daduls
28th of June 2008 (Sat), 12:19
You do use FEC depending on your subject - white wedding gowns need different light than black tuxedos...



So in a perfect world, if shooting the gown/tux combo above you would use your gray card to create a custom white balance based on available light sources and then take your shots?

Titus213
28th of June 2008 (Sat), 13:21
So in a perfect world, if shooting the gown/tux combo above you would use your gray card to create a custom white balance based on available light sources and then take your shots?

No, it's the bride's day. I would expose for the gown and let the groom be dark. But don't confuse white balance with exposure. Color and light.

martinsmith
1st of July 2008 (Tue), 14:10
Partly right - it makes the calculation for you so that's not the reason for FEC. You do use FEC depending on your subject - white wedding gowns need different light than black tuxedos...

But you are correct about E-TTL calculating it for you.
I wasn't talking about adjustments for clothing, backgrounds and so on and I don't know where that came from.
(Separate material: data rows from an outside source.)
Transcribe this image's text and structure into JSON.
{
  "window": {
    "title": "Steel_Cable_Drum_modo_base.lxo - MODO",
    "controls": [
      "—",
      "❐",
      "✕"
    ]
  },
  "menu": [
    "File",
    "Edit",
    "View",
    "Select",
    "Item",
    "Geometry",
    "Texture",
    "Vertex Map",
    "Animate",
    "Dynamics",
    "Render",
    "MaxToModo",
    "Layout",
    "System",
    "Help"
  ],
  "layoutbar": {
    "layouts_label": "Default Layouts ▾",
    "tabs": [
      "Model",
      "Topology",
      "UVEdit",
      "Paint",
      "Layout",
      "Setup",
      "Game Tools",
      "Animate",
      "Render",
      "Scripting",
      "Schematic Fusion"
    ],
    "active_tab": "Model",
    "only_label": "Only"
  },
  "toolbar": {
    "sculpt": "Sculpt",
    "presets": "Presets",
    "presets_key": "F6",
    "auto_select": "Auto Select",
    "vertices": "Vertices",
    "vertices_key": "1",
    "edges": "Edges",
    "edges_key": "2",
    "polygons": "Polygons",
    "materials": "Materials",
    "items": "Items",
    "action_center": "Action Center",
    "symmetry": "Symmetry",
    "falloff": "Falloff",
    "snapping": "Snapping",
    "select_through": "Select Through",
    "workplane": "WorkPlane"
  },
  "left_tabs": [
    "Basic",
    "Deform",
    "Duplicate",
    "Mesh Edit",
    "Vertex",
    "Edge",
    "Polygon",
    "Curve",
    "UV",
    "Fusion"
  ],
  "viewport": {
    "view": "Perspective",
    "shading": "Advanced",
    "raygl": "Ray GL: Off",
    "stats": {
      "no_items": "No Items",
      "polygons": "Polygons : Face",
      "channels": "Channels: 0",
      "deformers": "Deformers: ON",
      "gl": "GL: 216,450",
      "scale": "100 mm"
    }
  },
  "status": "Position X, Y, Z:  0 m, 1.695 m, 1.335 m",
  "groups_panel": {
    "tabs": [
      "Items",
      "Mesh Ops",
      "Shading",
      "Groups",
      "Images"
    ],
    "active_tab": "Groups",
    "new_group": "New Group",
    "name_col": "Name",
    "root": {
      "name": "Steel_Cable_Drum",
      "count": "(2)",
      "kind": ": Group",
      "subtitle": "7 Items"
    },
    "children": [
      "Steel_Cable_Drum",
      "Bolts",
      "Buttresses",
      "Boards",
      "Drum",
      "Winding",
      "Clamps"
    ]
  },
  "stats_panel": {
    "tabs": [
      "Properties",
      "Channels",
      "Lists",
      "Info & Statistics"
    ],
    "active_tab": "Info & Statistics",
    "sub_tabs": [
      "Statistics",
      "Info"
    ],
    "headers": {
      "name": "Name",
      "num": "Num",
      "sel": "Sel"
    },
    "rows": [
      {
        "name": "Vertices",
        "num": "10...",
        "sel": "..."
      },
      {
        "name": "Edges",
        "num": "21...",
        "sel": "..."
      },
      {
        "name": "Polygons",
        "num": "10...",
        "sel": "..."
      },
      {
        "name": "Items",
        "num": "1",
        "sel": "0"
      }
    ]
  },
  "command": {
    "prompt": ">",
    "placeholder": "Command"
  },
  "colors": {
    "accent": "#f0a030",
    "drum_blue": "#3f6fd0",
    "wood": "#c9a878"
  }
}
I was just pointing out that light modifiers don't need FEC adjustment.

As for weddings, I think it should be law for bride and groom to wear only light grey. lol!

Titus213
1st of July 2008 (Tue), 14:24
I wasn't talking about adjustments for clothing, backgrounds and so on and I don't know where that came from. I was just pointing out that light modifiers don't need FEC adjustment.

As for weddings, I think it should be law for bride and groom to wear only light grey. lol!

Now there is an idea I could get behind. Or at least make it mandatory that the bride and groom and wedding party dress in the same color.....:lol:

Wilt
1st of July 2008 (Tue), 16:02
Now there is an idea I could get behind. Or at least make it mandatory that the bride and groom and wedding party dress in the same color.....:lol:

...18% gray!

poloman
1st of July 2008 (Tue), 17:33
With a white and black square strategically placed!